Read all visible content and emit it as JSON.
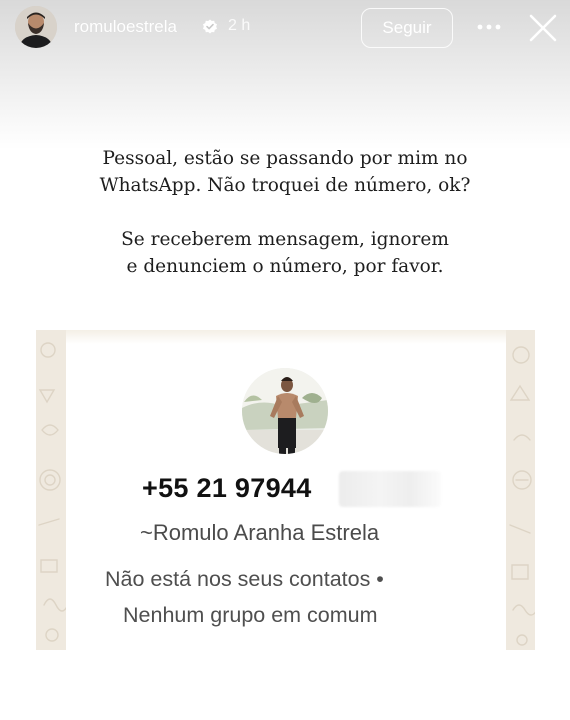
{
  "header": {
    "username": "romuloestrela",
    "time": "2 h",
    "follow_label": "Seguir",
    "verified_icon": "verified-badge-icon",
    "more_icon": "more-dots-icon",
    "close_icon": "close-icon"
  },
  "caption": {
    "paragraph1_line1": "Pessoal, estão se passando por mim no",
    "paragraph1_line2": "WhatsApp. Não troquei de número, ok?",
    "paragraph2_line1": "Se receberem mensagem, ignorem",
    "paragraph2_line2": "e denunciem o número, por favor."
  },
  "whatsapp_screenshot": {
    "phone_number": "+55 21 97944",
    "push_name": "~Romulo Aranha Estrela",
    "info_line1": "Não está nos seus contatos •",
    "info_line2": "Nenhum grupo em comum",
    "background_color": "#efe9df"
  },
  "colors": {
    "header_gradient_top": "#d9d9d9",
    "text_dark": "#1e1e1e",
    "text_gray": "#4f4f4f"
  }
}
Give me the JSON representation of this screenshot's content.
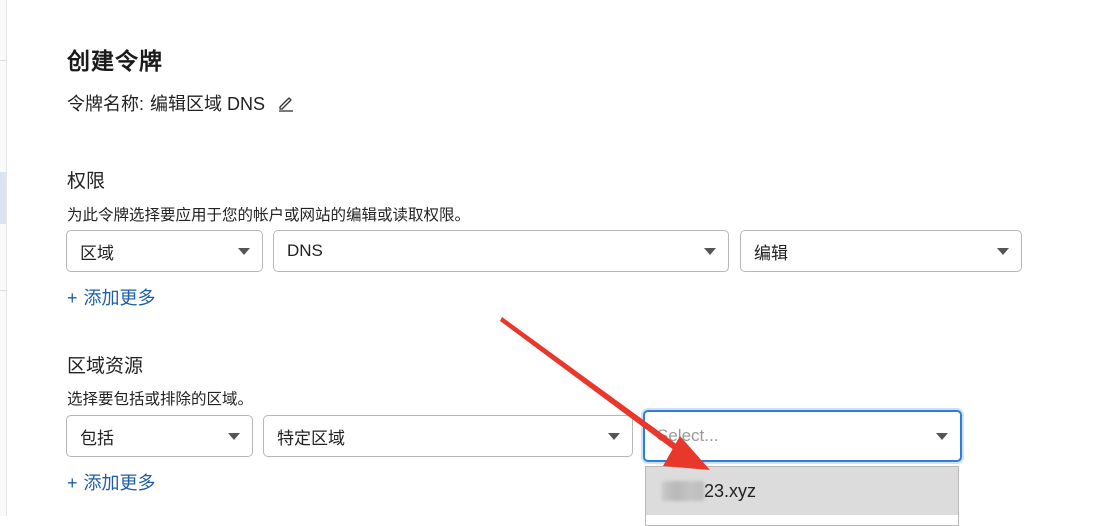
{
  "page": {
    "title": "创建令牌",
    "token_name_label": "令牌名称:",
    "token_name_value": "编辑区域 DNS"
  },
  "permissions": {
    "title": "权限",
    "description": "为此令牌选择要应用于您的帐户或网站的编辑或读取权限。",
    "selects": [
      "区域",
      "DNS",
      "编辑"
    ],
    "add_more": "添加更多"
  },
  "zone_resources": {
    "title": "区域资源",
    "description": "选择要包括或排除的区域。",
    "include_select": "包括",
    "scope_select": "特定区域",
    "zone_select_placeholder": "Select...",
    "add_more": "添加更多",
    "dropdown_options": [
      "23.xyz"
    ]
  },
  "icons": {
    "edit": "pencil-icon",
    "add": "plus-icon",
    "select_caret": "chevron-down-icon",
    "annotation": "red-arrow"
  },
  "colors": {
    "link": "#1d5ea8",
    "focus_border": "#2f7dd8",
    "annotation_arrow": "#e8382c",
    "option_highlight": "#dcdcdc"
  }
}
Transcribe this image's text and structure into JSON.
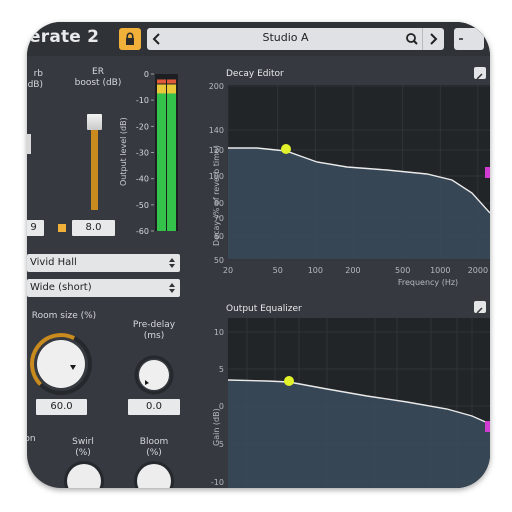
{
  "window": {
    "title": "erate 2"
  },
  "preset": {
    "name": "Studio A"
  },
  "reverb_col": {
    "label": "rb\ndB)",
    "value": "9"
  },
  "er_boost": {
    "label": "ER\nboost (dB)",
    "value": "8.0",
    "level": 0.73
  },
  "output_meter": {
    "axis_label": "Output level (dB)",
    "ticks": [
      "0",
      "-10",
      "-20",
      "-30",
      "-40",
      "-50",
      "-60"
    ],
    "left_level_db": -4,
    "right_level_db": -4
  },
  "space_dropdown": {
    "value": "Vivid Hall"
  },
  "size_dropdown": {
    "value": "Wide (short)"
  },
  "room_size": {
    "label": "Room size (%)",
    "value": "60.0"
  },
  "pre_delay": {
    "label": "Pre-delay\n(ms)",
    "value": "0.0"
  },
  "row3": {
    "cut_label": "on",
    "swirl_label": "Swirl\n(%)",
    "bloom_label": "Bloom\n(%)"
  },
  "decay_editor": {
    "title": "Decay Editor",
    "y_label": "Decay (% of reverb time)",
    "y_ticks": [
      "200",
      "140",
      "120",
      "100",
      "80",
      "70",
      "60",
      "50"
    ],
    "x_label": "Frequency (Hz)",
    "x_ticks": [
      "20",
      "50",
      "100",
      "200",
      "500",
      "1000",
      "2000"
    ]
  },
  "output_eq": {
    "title": "Output Equalizer",
    "y_label": "Gain (dB)",
    "y_ticks": [
      "10",
      "5",
      "0",
      "-5",
      "-10"
    ]
  },
  "colors": {
    "accent": "#f0b03a",
    "handle_yellow": "#e2f22a",
    "handle_magenta": "#d23bd2",
    "meter_green": "#35c24a"
  }
}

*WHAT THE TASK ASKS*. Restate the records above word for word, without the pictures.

*THE COMPLETED TASK*.
Read all visible content and emit it as JSON.
{
  "header": {
    "username": "romuloestrela",
    "time": "2 h",
    "follow_label": "Seguir",
    "verified_icon": "verified-badge-icon",
    "more_icon": "more-dots-icon",
    "close_icon": "close-icon"
  },
  "caption": {
    "paragraph1_line1": "Pessoal, estão se passando por mim no",
    "paragraph1_line2": "WhatsApp. Não troquei de número, ok?",
    "paragraph2_line1": "Se receberem mensagem, ignorem",
    "paragraph2_line2": "e denunciem o número, por favor."
  },
  "whatsapp_screenshot": {
    "phone_number": "+55 21 97944",
    "push_name": "~Romulo Aranha Estrela",
    "info_line1": "Não está nos seus contatos •",
    "info_line2": "Nenhum grupo em comum",
    "background_color": "#efe9df"
  },
  "colors": {
    "header_gradient_top": "#d9d9d9",
    "text_dark": "#1e1e1e",
    "text_gray": "#4f4f4f"
  }
}
Give me the JSON representation of this screenshot's content.
{
  "page": {
    "title": "创建令牌",
    "token_name_label": "令牌名称:",
    "token_name_value": "编辑区域 DNS"
  },
  "permissions": {
    "title": "权限",
    "description": "为此令牌选择要应用于您的帐户或网站的编辑或读取权限。",
    "selects": [
      "区域",
      "DNS",
      "编辑"
    ],
    "add_more": "添加更多"
  },
  "zone_resources": {
    "title": "区域资源",
    "description": "选择要包括或排除的区域。",
    "include_select": "包括",
    "scope_select": "特定区域",
    "zone_select_placeholder": "Select...",
    "add_more": "添加更多",
    "dropdown_options": [
      "23.xyz"
    ]
  },
  "icons": {
    "edit": "pencil-icon",
    "add": "plus-icon",
    "select_caret": "chevron-down-icon",
    "annotation": "red-arrow"
  },
  "colors": {
    "link": "#1d5ea8",
    "focus_border": "#2f7dd8",
    "annotation_arrow": "#e8382c",
    "option_highlight": "#dcdcdc"
  }
}
Transcribe this image's text and structure into JSON.
{
  "window": {
    "title": "erate 2"
  },
  "preset": {
    "name": "Studio A"
  },
  "reverb_col": {
    "label": "rb\ndB)",
    "value": "9"
  },
  "er_boost": {
    "label": "ER\nboost (dB)",
    "value": "8.0",
    "level": 0.73
  },
  "output_meter": {
    "axis_label": "Output level (dB)",
    "ticks": [
      "0",
      "-10",
      "-20",
      "-30",
      "-40",
      "-50",
      "-60"
    ],
    "left_level_db": -4,
    "right_level_db": -4
  },
  "space_dropdown": {
    "value": "Vivid Hall"
  },
  "size_dropdown": {
    "value": "Wide (short)"
  },
  "room_size": {
    "label": "Room size (%)",
    "value": "60.0"
  },
  "pre_delay": {
    "label": "Pre-delay\n(ms)",
    "value": "0.0"
  },
  "row3": {
    "cut_label": "on",
    "swirl_label": "Swirl\n(%)",
    "bloom_label": "Bloom\n(%)"
  },
  "decay_editor": {
    "title": "Decay Editor",
    "y_label": "Decay (% of reverb time)",
    "y_ticks": [
      "200",
      "140",
      "120",
      "100",
      "80",
      "70",
      "60",
      "50"
    ],
    "x_label": "Frequency (Hz)",
    "x_ticks": [
      "20",
      "50",
      "100",
      "200",
      "500",
      "1000",
      "2000"
    ]
  },
  "output_eq": {
    "title": "Output Equalizer",
    "y_label": "Gain (dB)",
    "y_ticks": [
      "10",
      "5",
      "0",
      "-5",
      "-10"
    ]
  },
  "colors": {
    "accent": "#f0b03a",
    "handle_yellow": "#e2f22a",
    "handle_magenta": "#d23bd2",
    "meter_green": "#35c24a"
  }
}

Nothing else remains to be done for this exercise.